Life has a funny way of teaching you lessons when you need them the most but expect them the least. My big lesson came at age 35, on an unnaturally warm February day in the middle of a soccer field, just after my wheelchair flat-out broke down.
Thirty minutes earlier, my mother and I had set out on a morning walk. The weather was perfect—in fact, everything felt pretty perfect. But as I was wheeling myself over a tiny hill on the field, my wheelchair stopped. And it would not budge.
I was relieved when my mom and sister (who had joined us to help with the situation) were eventually able to push me to the safety of our car, but I was significantly rattled. I couldn’t shake the sense of helplessness I’d felt in the middle of that field, even days later.
I’ve used an electric wheelchair since I was in the first grade because I was born with Freeman-Sheldon Syndrome, a genetic bone and muscular disorder. It causes joint deformities, face and eye issues, and, for about one-third of people with the syndrome, intellectual disability. It’s a rare disorder and I’m one person in about 100 reported cases.

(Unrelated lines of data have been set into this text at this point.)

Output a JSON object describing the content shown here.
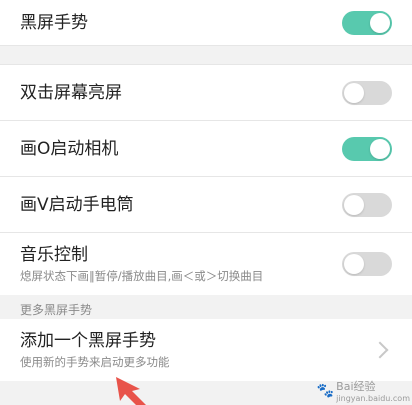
{
  "top_setting": {
    "label": "黑屏手势",
    "enabled": true
  },
  "gesture_settings": [
    {
      "label": "双击屏幕亮屏",
      "enabled": false
    },
    {
      "label": "画O启动相机",
      "enabled": true
    },
    {
      "label": "画V启动手电筒",
      "enabled": false
    },
    {
      "label": "音乐控制",
      "subtitle": "熄屏状态下画‖暂停/播放曲目,画＜或＞切换曲目",
      "enabled": false
    }
  ],
  "more_section": {
    "label": "更多黑屏手势",
    "add_item": {
      "label": "添加一个黑屏手势",
      "subtitle": "使用新的手势来启动更多功能"
    }
  },
  "watermark": {
    "text": "Bai经验",
    "url": "jingyan.baidu.com"
  },
  "colors": {
    "toggle_on": "#58c9ae",
    "toggle_off": "#d9d9d9",
    "annotation_arrow": "#e8534a"
  }
}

I couldn’t shake the sense of helplessness I’d felt in the middle of that field, even days later.
Although my wheelchair has allowed me to be fairly independent, I still need assistance with day-to-day things like showering and dressing. I know there will always be things I’ll need help with, things I won’t be able to approach or avoid on my own. The upside? I got rid of any sense of modesty super-early in life.
I was seven years old when I got my first wheelchair and I can still remember the distinct sense of freedom it gave me. When I turned the power on and started zooming around, I realized I could finally go where I wanted. I could do what I wanted. It was, essentially, the moment my life actually began.
My mom tells me all the time about that day: I just kept repeating, “Thank you, thank you, thank you.”
Before my wheelchair, my parents had to carry me everywhere or I had to use my walker, which meant I wasn’t very fast. The wheelchair allowed me to keep up with my friends on the playground. That may sound like something small, but as a kid, recess is basically your entire life. I could zoom from the swings to the basketball court like a pro. Basically, I felt “cool.” Like the other kids.
When I turned the power on and started zooming around, I realized I could finally go where I wanted.
But as I got older, I started to notice just how different I was from my peers. I’d see them hop in their cars to go to an amusement park or the movies, leaving me feeling like an outsider.
My parents were always unbelievably loving and supportive, but the last thing I ever wanted was to be a burden on anyone. The teen years are rife with their own sets of challenges, regardless of whether you are able-bodied or not.
On top of having to rely on other people, I was uncomfortable about asking for help. Teenagers notoriously want independence, but my case was so different. It was literal.
All of these memories came crashing back when I found myself stuck on that soccer field. It wasn’t just about having mobility and physical freedom; it was about the need to overcome an emotional sense of helplessness.
I was forced to come to terms with my physical disability as a teen, and being stranded in that field forced me to come to terms with it all over again. I really thought these feelings were well behind me, but I was wrong.
For so long, I equated asking for help with a lack of independence; I thought if I asked for help—even just a little bit—then that meant I was giving up all the independence I’d carved out for myself. But that day, while I strained to gain some perspective, I realized something pretty poignant: Maybe things don’t have to be so black and white? Maybe I can ask for help and still maintain my independence?
I really thought these feelings were well behind me, but I was wrong.
I decided that it wasn’t a sign of weakness to ask for help; it’s a sign of strength. First of all, people want to help. Second, it actually makes me feel powerful when I use my voice to assert what I need. It makes me feel as though I’m more in touch with myself than I ever was as a teen, when I’d let my uncertainty and worry get in the way of my success.
Everyone—people in wheelchairs, athletes, everyone—has their own set of challenges. No matter what yours are, asking for help is part of the process of finding strength and taking your own healthcare in your hands. That’s brave and that’s beautiful.